## REQUIRED ACTION
Your answer must be the records below repeated word for word, with no pictures in it.

## PROVIDED DATA
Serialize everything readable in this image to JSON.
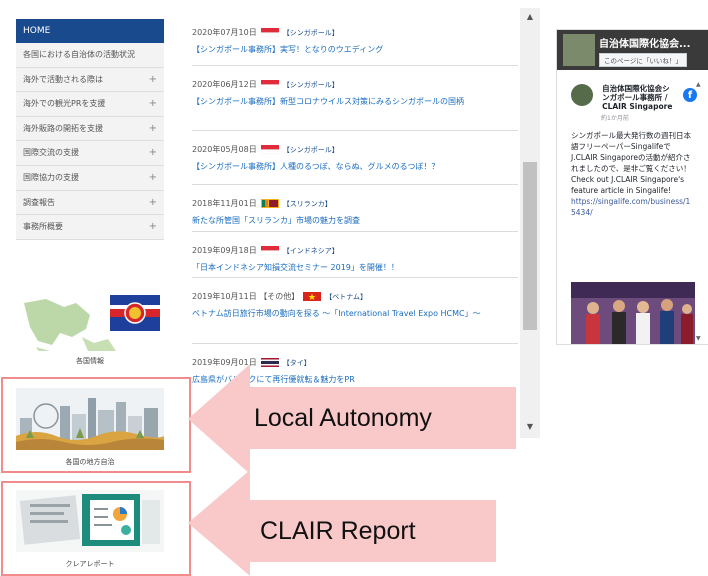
{
  "sidebar": {
    "home": "HOME",
    "items": [
      {
        "label": "各国における自治体の活動状況",
        "plus": ""
      },
      {
        "label": "海外で活動される際は",
        "plus": "+"
      },
      {
        "label": "海外での観光PRを支援",
        "plus": "+"
      },
      {
        "label": "海外販路の開拓を支援",
        "plus": "+"
      },
      {
        "label": "国際交流の支援",
        "plus": "+"
      },
      {
        "label": "国際協力の支援",
        "plus": "+"
      },
      {
        "label": "調査報告",
        "plus": "+"
      },
      {
        "label": "事務所概要",
        "plus": "+"
      }
    ]
  },
  "banners": [
    {
      "caption": "各国情報"
    },
    {
      "caption": "各国の地方自治"
    },
    {
      "caption": "クレアレポート"
    }
  ],
  "news": [
    {
      "date": "2020年07月10日",
      "category": "【シンガポール】",
      "flag": "singapore",
      "title": "【シンガポール事務所】実写！となりのウエディング"
    },
    {
      "date": "2020年06月12日",
      "category": "【シンガポール】",
      "flag": "singapore",
      "title": "【シンガポール事務所】新型コロナウイルス対策にみるシンガポールの国柄"
    },
    {
      "date": "2020年05月08日",
      "category": "【シンガポール】",
      "flag": "singapore",
      "title": "【シンガポール事務所】人種のるつぼ、ならぬ、グルメのるつぼ！？"
    },
    {
      "date": "2018年11月01日",
      "category": "【スリランカ】",
      "flag": "srilanka",
      "title": "新たな所管国「スリランカ」市場の魅力を調査"
    },
    {
      "date": "2019年09月18日",
      "category": "【インドネシア】",
      "flag": "indonesia",
      "title": "「日本インドネシア知損交流セミナー 2019」を開催！！"
    },
    {
      "date": "2019年10月11日 【その他】",
      "category": "【ベトナム】",
      "flag": "vietnam",
      "title": "ベトナム訪日旅行市場の動向を探る 〜「International Travel Expo HCMC」〜"
    },
    {
      "date": "2019年09月01日",
      "category": "【タイ】",
      "flag": "thailand",
      "title": "広島県がバンコクにて再行優就転＆魅力をPR"
    }
  ],
  "callouts": {
    "local_autonomy": "Local Autonomy",
    "clair_report": "CLAIR Report"
  },
  "facebook": {
    "page_title": "自治体国際化協会...",
    "like_label": "このページに「いいね！」",
    "post_author": "自治体国際化協会シンガポール事務所 / CLAIR Singapore",
    "post_time": "約1か月前",
    "post_text": "シンガポール最大発行数の週刊日本語フリーペーパーSingalifeでJ.CLAIR Singaporeの活動が紹介されましたので、是非ご覧ください！ Check out J.CLAIR Singapore's feature article in Singalife!",
    "post_link": "https://singalife.com/business/15434/"
  },
  "colors": {
    "home_bg": "#1a4a8e",
    "link": "#1a6cbf",
    "highlight": "#f28b8b",
    "callout_bg": "#f9c9c9"
  }
}
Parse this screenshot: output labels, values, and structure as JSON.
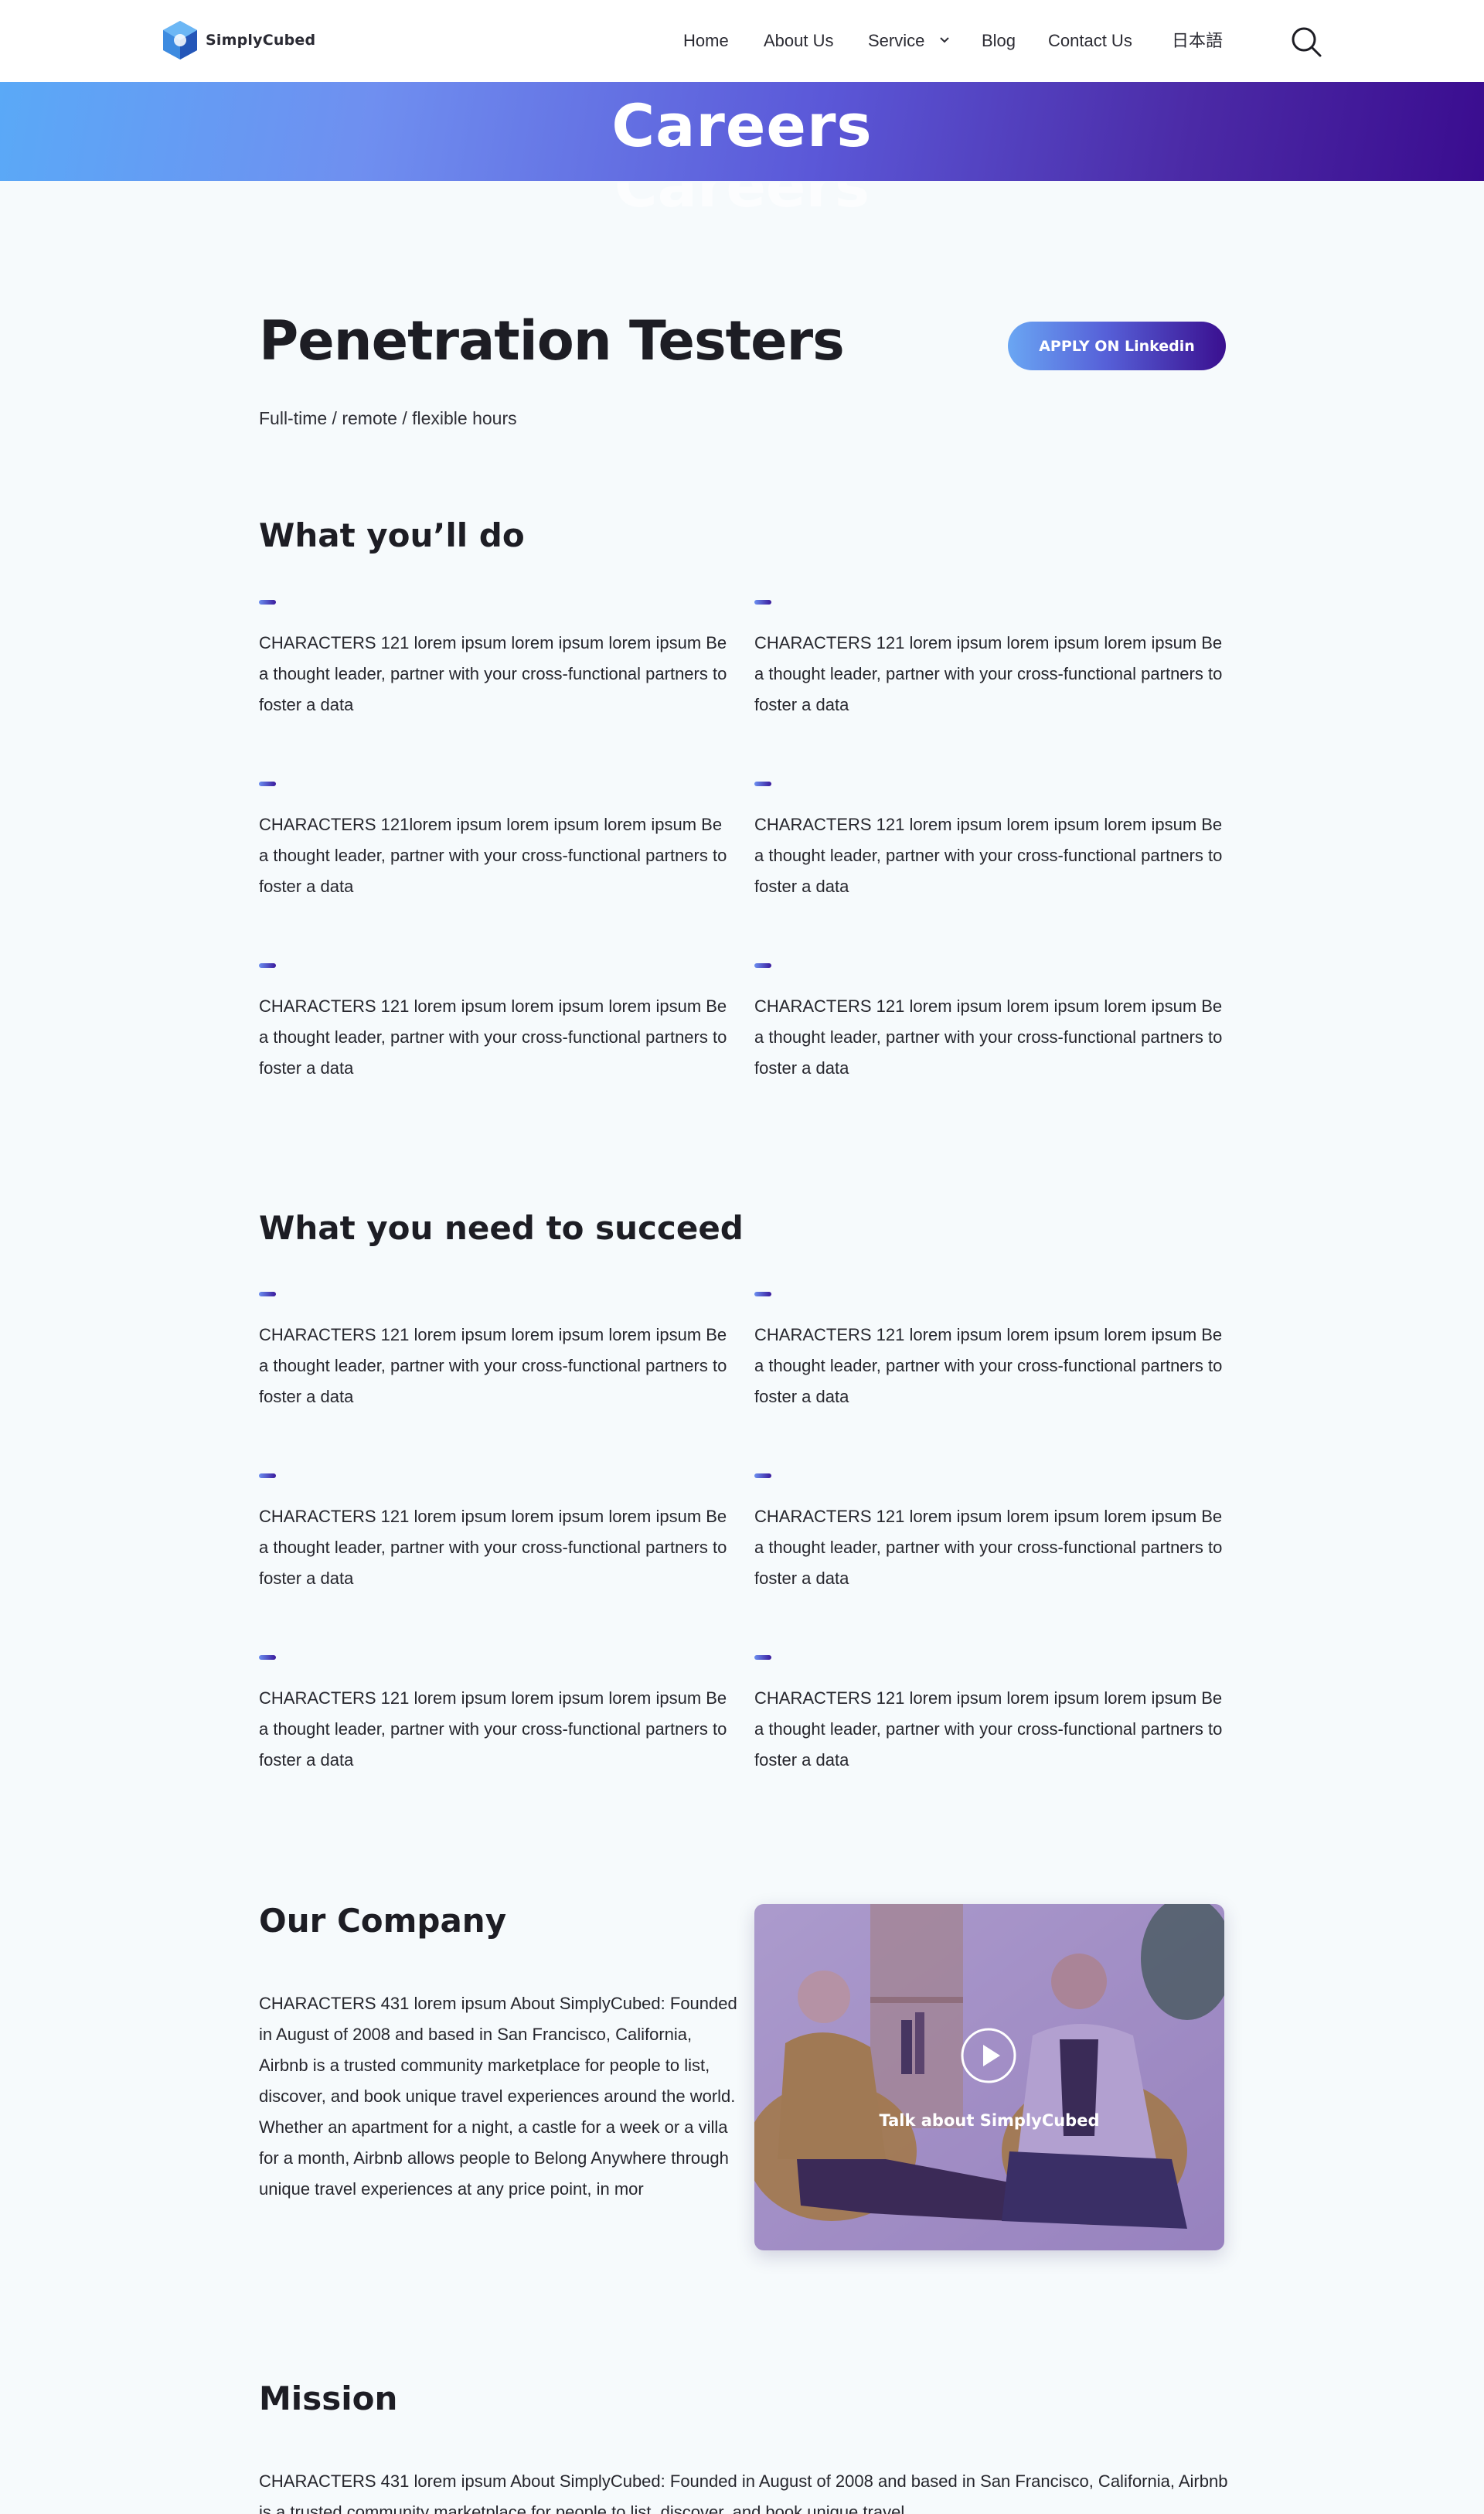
{
  "header": {
    "brand": "SimplyCubed",
    "nav": [
      {
        "label": "Home"
      },
      {
        "label": "About Us"
      },
      {
        "label": "Service"
      },
      {
        "label": "Blog"
      },
      {
        "label": "Contact Us"
      },
      {
        "label": "日本語"
      }
    ],
    "icons": {
      "search": "search-icon",
      "dropdown": "chevron-down-icon"
    }
  },
  "banner": {
    "title": "Careers"
  },
  "job": {
    "title": "Penetration Testers",
    "apply_label": "APPLY ON Linkedin",
    "meta": "Full-time / remote / flexible hours"
  },
  "sections": {
    "do": {
      "title": "What you’ll do",
      "items": [
        "CHARACTERS 121 lorem ipsum  lorem ipsum  lorem ipsum Be a thought leader, partner with your cross-functional partners to foster a data",
        "CHARACTERS 121 lorem ipsum  lorem ipsum  lorem ipsum Be a thought leader, partner with your cross-functional partners to foster a data",
        "CHARACTERS 121lorem ipsum  lorem ipsum  lorem ipsum Be a thought leader, partner with your cross-functional partners to foster a data",
        "CHARACTERS 121 lorem ipsum  lorem ipsum  lorem ipsum Be a thought leader, partner with your cross-functional partners to foster a data",
        "CHARACTERS 121 lorem ipsum  lorem ipsum  lorem ipsum Be a thought leader, partner with your cross-functional partners to foster a data",
        "CHARACTERS 121 lorem ipsum  lorem ipsum  lorem ipsum Be a thought leader, partner with your cross-functional partners to foster a data"
      ]
    },
    "succeed": {
      "title": "What you need to succeed",
      "items": [
        "CHARACTERS 121 lorem ipsum  lorem ipsum  lorem ipsum Be a thought leader, partner with your cross-functional partners to foster a data",
        "CHARACTERS 121 lorem ipsum  lorem ipsum  lorem ipsum Be a thought leader, partner with your cross-functional partners to foster a data",
        "CHARACTERS 121 lorem ipsum  lorem ipsum  lorem ipsum Be a thought leader, partner with your cross-functional partners to foster a data",
        "CHARACTERS 121 lorem ipsum  lorem ipsum  lorem ipsum Be a thought leader, partner with your cross-functional partners to foster a data",
        "CHARACTERS 121 lorem ipsum  lorem ipsum  lorem ipsum Be a thought leader, partner with your cross-functional partners to foster a data",
        "CHARACTERS 121 lorem ipsum  lorem ipsum  lorem ipsum Be a thought leader, partner with your cross-functional partners to foster a data"
      ]
    },
    "company": {
      "title": "Our Company",
      "text": "CHARACTERS 431  lorem ipsum About SimplyCubed: Founded in August of 2008 and based in San Francisco, California, Airbnb is a trusted community marketplace for people to list, discover, and book unique travel experiences around the world. Whether an apartment for a night, a castle for a week or a villa for a month, Airbnb allows people to Belong Anywhere through unique travel experiences at any price point, in mor",
      "video_caption": "Talk about SimplyCubed"
    },
    "mission": {
      "title": "Mission",
      "text": "CHARACTERS 431  lorem ipsum About SimplyCubed: Founded in August of 2008 and based in San Francisco, California, Airbnb is a trusted community marketplace for people to list, discover, and book unique travel"
    }
  },
  "colors": {
    "accent_start": "#5aa9f7",
    "accent_end": "#3a0c8f",
    "page_bg": "#f6fafc",
    "text": "#1d1d24"
  }
}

## RESPONSE TO THIS TASK
Serialize everything readable in this image to JSON.
{
  "sidebar": {
    "home": "HOME",
    "items": [
      {
        "label": "各国における自治体の活動状況",
        "plus": ""
      },
      {
        "label": "海外で活動される際は",
        "plus": "+"
      },
      {
        "label": "海外での観光PRを支援",
        "plus": "+"
      },
      {
        "label": "海外販路の開拓を支援",
        "plus": "+"
      },
      {
        "label": "国際交流の支援",
        "plus": "+"
      },
      {
        "label": "国際協力の支援",
        "plus": "+"
      },
      {
        "label": "調査報告",
        "plus": "+"
      },
      {
        "label": "事務所概要",
        "plus": "+"
      }
    ]
  },
  "banners": [
    {
      "caption": "各国情報"
    },
    {
      "caption": "各国の地方自治"
    },
    {
      "caption": "クレアレポート"
    }
  ],
  "news": [
    {
      "date": "2020年07月10日",
      "category": "【シンガポール】",
      "flag": "singapore",
      "title": "【シンガポール事務所】実写！となりのウエディング"
    },
    {
      "date": "2020年06月12日",
      "category": "【シンガポール】",
      "flag": "singapore",
      "title": "【シンガポール事務所】新型コロナウイルス対策にみるシンガポールの国柄"
    },
    {
      "date": "2020年05月08日",
      "category": "【シンガポール】",
      "flag": "singapore",
      "title": "【シンガポール事務所】人種のるつぼ、ならぬ、グルメのるつぼ！？"
    },
    {
      "date": "2018年11月01日",
      "category": "【スリランカ】",
      "flag": "srilanka",
      "title": "新たな所管国「スリランカ」市場の魅力を調査"
    },
    {
      "date": "2019年09月18日",
      "category": "【インドネシア】",
      "flag": "indonesia",
      "title": "「日本インドネシア知損交流セミナー 2019」を開催！！"
    },
    {
      "date": "2019年10月11日 【その他】",
      "category": "【ベトナム】",
      "flag": "vietnam",
      "title": "ベトナム訪日旅行市場の動向を探る 〜「International Travel Expo HCMC」〜"
    },
    {
      "date": "2019年09月01日",
      "category": "【タイ】",
      "flag": "thailand",
      "title": "広島県がバンコクにて再行優就転＆魅力をPR"
    }
  ],
  "callouts": {
    "local_autonomy": "Local Autonomy",
    "clair_report": "CLAIR Report"
  },
  "facebook": {
    "page_title": "自治体国際化協会...",
    "like_label": "このページに「いいね！」",
    "post_author": "自治体国際化協会シンガポール事務所 / CLAIR Singapore",
    "post_time": "約1か月前",
    "post_text": "シンガポール最大発行数の週刊日本語フリーペーパーSingalifeでJ.CLAIR Singaporeの活動が紹介されましたので、是非ご覧ください！ Check out J.CLAIR Singapore's feature article in Singalife!",
    "post_link": "https://singalife.com/business/15434/"
  },
  "colors": {
    "home_bg": "#1a4a8e",
    "link": "#1a6cbf",
    "highlight": "#f28b8b",
    "callout_bg": "#f9c9c9"
  }
}
Parse this screenshot: output labels, values, and structure as JSON.
{
  "header": {
    "brand": "SimplyCubed",
    "nav": [
      {
        "label": "Home"
      },
      {
        "label": "About Us"
      },
      {
        "label": "Service"
      },
      {
        "label": "Blog"
      },
      {
        "label": "Contact Us"
      },
      {
        "label": "日本語"
      }
    ],
    "icons": {
      "search": "search-icon",
      "dropdown": "chevron-down-icon"
    }
  },
  "banner": {
    "title": "Careers"
  },
  "job": {
    "title": "Penetration Testers",
    "apply_label": "APPLY ON Linkedin",
    "meta": "Full-time / remote / flexible hours"
  },
  "sections": {
    "do": {
      "title": "What you’ll do",
      "items": [
        "CHARACTERS 121 lorem ipsum  lorem ipsum  lorem ipsum Be a thought leader, partner with your cross-functional partners to foster a data",
        "CHARACTERS 121 lorem ipsum  lorem ipsum  lorem ipsum Be a thought leader, partner with your cross-functional partners to foster a data",
        "CHARACTERS 121lorem ipsum  lorem ipsum  lorem ipsum Be a thought leader, partner with your cross-functional partners to foster a data",
        "CHARACTERS 121 lorem ipsum  lorem ipsum  lorem ipsum Be a thought leader, partner with your cross-functional partners to foster a data",
        "CHARACTERS 121 lorem ipsum  lorem ipsum  lorem ipsum Be a thought leader, partner with your cross-functional partners to foster a data",
        "CHARACTERS 121 lorem ipsum  lorem ipsum  lorem ipsum Be a thought leader, partner with your cross-functional partners to foster a data"
      ]
    },
    "succeed": {
      "title": "What you need to succeed",
      "items": [
        "CHARACTERS 121 lorem ipsum  lorem ipsum  lorem ipsum Be a thought leader, partner with your cross-functional partners to foster a data",
        "CHARACTERS 121 lorem ipsum  lorem ipsum  lorem ipsum Be a thought leader, partner with your cross-functional partners to foster a data",
        "CHARACTERS 121 lorem ipsum  lorem ipsum  lorem ipsum Be a thought leader, partner with your cross-functional partners to foster a data",
        "CHARACTERS 121 lorem ipsum  lorem ipsum  lorem ipsum Be a thought leader, partner with your cross-functional partners to foster a data",
        "CHARACTERS 121 lorem ipsum  lorem ipsum  lorem ipsum Be a thought leader, partner with your cross-functional partners to foster a data",
        "CHARACTERS 121 lorem ipsum  lorem ipsum  lorem ipsum Be a thought leader, partner with your cross-functional partners to foster a data"
      ]
    },
    "company": {
      "title": "Our Company",
      "text": "CHARACTERS 431  lorem ipsum About SimplyCubed: Founded in August of 2008 and based in San Francisco, California, Airbnb is a trusted community marketplace for people to list, discover, and book unique travel experiences around the world. Whether an apartment for a night, a castle for a week or a villa for a month, Airbnb allows people to Belong Anywhere through unique travel experiences at any price point, in mor",
      "video_caption": "Talk about SimplyCubed"
    },
    "mission": {
      "title": "Mission",
      "text": "CHARACTERS 431  lorem ipsum About SimplyCubed: Founded in August of 2008 and based in San Francisco, California, Airbnb is a trusted community marketplace for people to list, discover, and book unique travel"
    }
  },
  "colors": {
    "accent_start": "#5aa9f7",
    "accent_end": "#3a0c8f",
    "page_bg": "#f6fafc",
    "text": "#1d1d24"
  }
}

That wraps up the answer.